**Instructions to follow**:
In the listing that follows, print every line exactly and leave the images out.
*** Block opens ***
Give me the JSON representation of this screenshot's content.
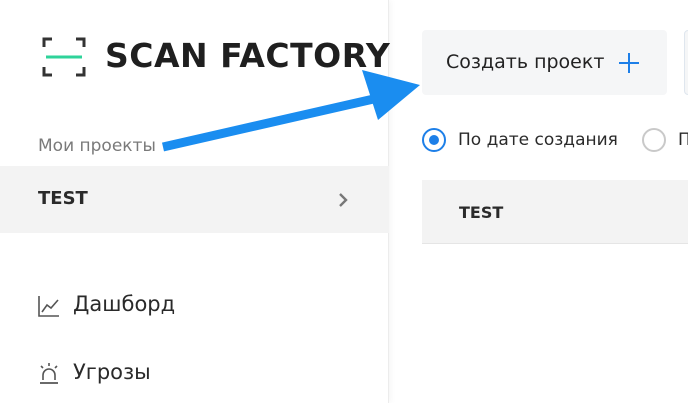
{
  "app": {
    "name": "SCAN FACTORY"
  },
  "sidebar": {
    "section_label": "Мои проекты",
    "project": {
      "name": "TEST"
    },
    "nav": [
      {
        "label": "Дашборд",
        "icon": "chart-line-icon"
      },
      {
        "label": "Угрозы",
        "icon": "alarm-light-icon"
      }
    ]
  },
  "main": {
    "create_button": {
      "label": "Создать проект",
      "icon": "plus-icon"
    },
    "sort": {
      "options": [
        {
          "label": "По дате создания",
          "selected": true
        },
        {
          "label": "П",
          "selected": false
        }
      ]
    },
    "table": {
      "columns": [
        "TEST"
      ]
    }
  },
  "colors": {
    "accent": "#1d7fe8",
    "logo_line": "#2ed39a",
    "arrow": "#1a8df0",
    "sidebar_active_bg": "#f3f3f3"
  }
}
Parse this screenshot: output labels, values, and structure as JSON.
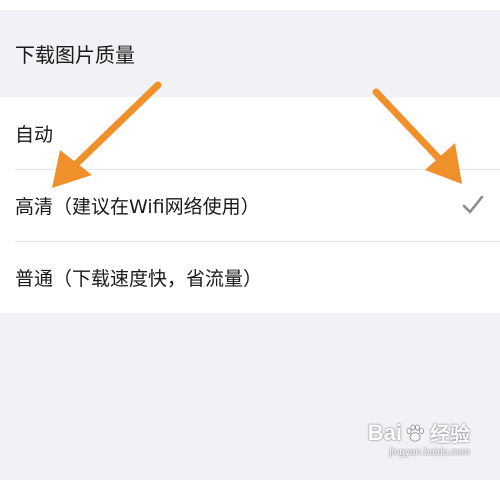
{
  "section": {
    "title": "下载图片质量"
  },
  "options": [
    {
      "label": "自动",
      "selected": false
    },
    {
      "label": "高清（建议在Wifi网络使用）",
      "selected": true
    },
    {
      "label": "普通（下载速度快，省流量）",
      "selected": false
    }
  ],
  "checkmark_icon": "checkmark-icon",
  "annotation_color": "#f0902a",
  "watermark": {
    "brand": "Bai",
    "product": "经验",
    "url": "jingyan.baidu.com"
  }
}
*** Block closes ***
**Task answer**:
Give me the JSON representation of this screenshot's content.
{
  "app": {
    "name": "SCAN FACTORY"
  },
  "sidebar": {
    "section_label": "Мои проекты",
    "project": {
      "name": "TEST"
    },
    "nav": [
      {
        "label": "Дашборд",
        "icon": "chart-line-icon"
      },
      {
        "label": "Угрозы",
        "icon": "alarm-light-icon"
      }
    ]
  },
  "main": {
    "create_button": {
      "label": "Создать проект",
      "icon": "plus-icon"
    },
    "sort": {
      "options": [
        {
          "label": "По дате создания",
          "selected": true
        },
        {
          "label": "П",
          "selected": false
        }
      ]
    },
    "table": {
      "columns": [
        "TEST"
      ]
    }
  },
  "colors": {
    "accent": "#1d7fe8",
    "logo_line": "#2ed39a",
    "arrow": "#1a8df0",
    "sidebar_active_bg": "#f3f3f3"
  }
}
Parse this screenshot: output labels, values, and structure as JSON.
{
  "section": {
    "title": "下载图片质量"
  },
  "options": [
    {
      "label": "自动",
      "selected": false
    },
    {
      "label": "高清（建议在Wifi网络使用）",
      "selected": true
    },
    {
      "label": "普通（下载速度快，省流量）",
      "selected": false
    }
  ],
  "checkmark_icon": "checkmark-icon",
  "annotation_color": "#f0902a",
  "watermark": {
    "brand": "Bai",
    "product": "经验",
    "url": "jingyan.baidu.com"
  }
}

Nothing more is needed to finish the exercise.